Donors take to the internet to help their communities
April 30, 2013
Many people use the internet in their everyday lives, so why shouldn't the web be used when considering fundraising efforts? Moving donation platforms online allows individuals to give what they can no matter where they are, as long as they have a computer, tablet or smartphone nearby.
This is how people chose to help out their neighbors in Minden Hills, Ontario, after a recent flood. The Haliburton Echo revealed that the Gull River overflowed, affecting many small towns in central Ontario, and individuals are looking for ways to help out. Though a few unauthorized fundraising projects have cropped up, the newspaper suggested interested parties should go to the Minden Hills official town website for direction on which legitimate websites are accepting donations.
Many people have already responded online, and Minden Hills was quick to set up initiatives on the web.
Using the internet to donate money to local causes is nothing new for a number of individuals. Incorporating technology into the fold when fundraising has been a lucrative avenue in the past few years. For example, the New York Daily News reported that artists in Queens recently set up an Indiegogo campaign so that local patrons of the arts can help the Dot the Connective group buy new equipment like cameras and audio devices.

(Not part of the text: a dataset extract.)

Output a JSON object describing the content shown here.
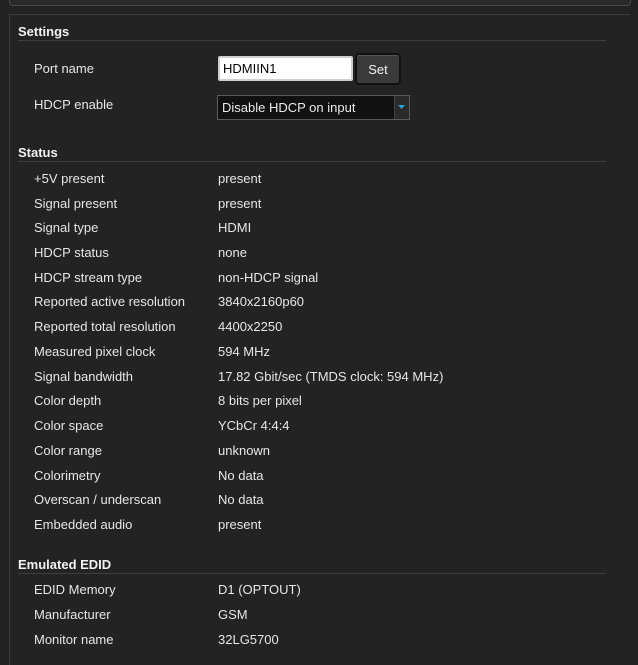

As foundations tap into emerging digital channels to raise funds online, they can benefit from nonprofit fundraising software that tracks incoming donations and quantitatively measures the success of their efforts.